Let’s say Optimus Prime (Pty) Ltd ('Optimus') owns a motor vehicle dealership and decides to sell it to Megatron (Pty) Ltd ('Megatron') for R1 million. In terms of the sale agreement, Megatron has to take over warranties relating to the motor vehicles already sold. The warranties give rise to contingent liabilities in that they require Megatron to pay out customers upon the happening of an uncertain event, ie the sold motor vehicle becoming defective or transforming into a killer robot, whichever comes first. The contingent liabilities associated with these warranties are, of course, a provision and they have a value of R500 000. In terms of the proposed legislation, the value of the warranties assumed by Megatron will form part of the purchase price for the dealership in Optimus’s hands. Optimus has effectively sold its business for R1,5 million (R1 million in cash and R500 000 in provisions assumed by Megatron). To the extent that the business comprised cars, the purchase price will be revenue income and to the extent it comprised goodwill and capital assets, the purchase price will be a capital receipt in Optimus’s hands.
The second significant proposal is that the seller will now be entitled to claim the provision as a deduction for tax purposes when the business is sold, but the purchaser will be forbidden from making the same claim. Despite the findings of the judges in the Ackermans decision, the reduced cash consideration the seller receives on sale as a result of the purchaser assuming the provisions, will be regarded as a cost actually incurred by the seller in carrying on its trade. (The taxpayer in the Ackermans case must, no doubt, be peeved that the proposals basically put into effect the losing position that it championed in the tax courts!)
In the purchaser’s hands, the provisions will be included in its gross income but the purchaser will simultaneously be provided with an allowance equal to the amount included. The allowance will be added back and rolled forward every tax year but will reduce as payments in respect of the provisions materialise. Essentially, this is a very elaborate mechanism aimed at keeping the purchaser from ever claiming the same deduction as the seller.
Once again, this can best be illustrated with an example.

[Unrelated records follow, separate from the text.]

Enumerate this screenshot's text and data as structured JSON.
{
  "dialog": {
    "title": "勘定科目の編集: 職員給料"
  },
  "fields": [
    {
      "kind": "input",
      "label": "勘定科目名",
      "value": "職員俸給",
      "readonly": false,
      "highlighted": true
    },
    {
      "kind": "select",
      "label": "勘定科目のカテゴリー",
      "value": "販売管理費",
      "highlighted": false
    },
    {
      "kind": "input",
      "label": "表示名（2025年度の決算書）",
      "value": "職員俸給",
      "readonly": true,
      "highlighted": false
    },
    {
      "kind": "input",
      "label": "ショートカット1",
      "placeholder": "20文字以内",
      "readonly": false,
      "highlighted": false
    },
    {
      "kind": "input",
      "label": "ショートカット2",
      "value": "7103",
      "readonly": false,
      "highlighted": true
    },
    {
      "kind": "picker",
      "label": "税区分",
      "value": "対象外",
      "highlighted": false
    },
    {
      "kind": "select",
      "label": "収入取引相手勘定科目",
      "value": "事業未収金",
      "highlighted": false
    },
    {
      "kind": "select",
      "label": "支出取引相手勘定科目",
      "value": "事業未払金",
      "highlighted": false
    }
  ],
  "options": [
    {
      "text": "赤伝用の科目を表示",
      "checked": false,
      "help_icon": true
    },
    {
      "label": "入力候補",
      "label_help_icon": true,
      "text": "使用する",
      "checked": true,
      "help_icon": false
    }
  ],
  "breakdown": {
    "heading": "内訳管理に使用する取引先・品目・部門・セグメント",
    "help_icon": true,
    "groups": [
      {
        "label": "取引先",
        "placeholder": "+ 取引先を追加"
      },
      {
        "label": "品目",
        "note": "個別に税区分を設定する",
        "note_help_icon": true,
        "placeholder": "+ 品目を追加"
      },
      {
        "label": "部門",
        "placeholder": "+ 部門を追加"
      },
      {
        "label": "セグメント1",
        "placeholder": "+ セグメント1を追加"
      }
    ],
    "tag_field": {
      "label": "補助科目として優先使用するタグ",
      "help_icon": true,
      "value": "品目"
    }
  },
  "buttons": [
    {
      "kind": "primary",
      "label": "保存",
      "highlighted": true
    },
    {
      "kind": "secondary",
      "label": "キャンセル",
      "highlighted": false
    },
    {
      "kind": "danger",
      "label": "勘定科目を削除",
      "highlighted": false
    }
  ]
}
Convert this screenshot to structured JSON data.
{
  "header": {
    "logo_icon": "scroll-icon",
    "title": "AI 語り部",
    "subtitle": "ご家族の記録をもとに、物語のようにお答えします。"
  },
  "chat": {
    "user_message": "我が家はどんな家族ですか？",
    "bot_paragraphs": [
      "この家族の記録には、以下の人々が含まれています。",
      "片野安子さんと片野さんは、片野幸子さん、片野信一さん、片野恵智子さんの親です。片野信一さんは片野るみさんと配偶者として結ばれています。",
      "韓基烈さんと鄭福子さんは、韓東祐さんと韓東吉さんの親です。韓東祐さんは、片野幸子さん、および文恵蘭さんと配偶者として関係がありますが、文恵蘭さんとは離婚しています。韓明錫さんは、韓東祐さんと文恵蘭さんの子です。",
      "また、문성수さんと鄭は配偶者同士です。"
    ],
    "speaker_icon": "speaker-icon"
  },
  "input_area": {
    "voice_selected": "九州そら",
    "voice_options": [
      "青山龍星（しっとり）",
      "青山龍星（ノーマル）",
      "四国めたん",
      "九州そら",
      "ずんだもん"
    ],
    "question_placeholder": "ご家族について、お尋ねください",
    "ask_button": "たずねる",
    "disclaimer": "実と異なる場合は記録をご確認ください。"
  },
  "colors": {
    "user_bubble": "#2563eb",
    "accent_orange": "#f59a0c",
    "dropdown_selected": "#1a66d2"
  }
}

In the 2013 tax year when Optimus sells its business, Optimus can claim a deduction of R500 000, equalling the value of the warranties or provisions assumed by Megatron. Megatron, however, will include R500 000 in its income in respect of the provision it assumes. The inclusion is immediately set off though, against an allowance of R500 000 granted to Megatron. In the 2014 tax year, war breaks out between the Autobots and the Decepticons and many of the cars sold by Optimus to its customers transform into killer robots. In terms of the warranty agreement, Megatron pays out R100 000 to its customers (or their families). Although the R500 000 provision is added back to Megatron’s income that year, because Megatron paid R100 000 of the warranties in that year, Megatron can claim R100 000 as a deduction plus R400 000 for the remainder of the allowance rolled forward. In the 2015 year, only R400 000 of the allowance is added back. It can be seen then that the rollover and addback of the allowances has no effect on Megatron’s income – it neither reduces nor increases it.
In terms of the draft bill, the proposal outlined above will be effective for disposals of businesses from 1 January 2012.
It should be noted that that bill remains in draft form only and it could well be changed before the legislative process runs its course. Whatever the final form of the proposal however, it is comforting that our revenue authorities have decided to address the uncertainty surrounding this issue and have injected some clarity into the legal debate.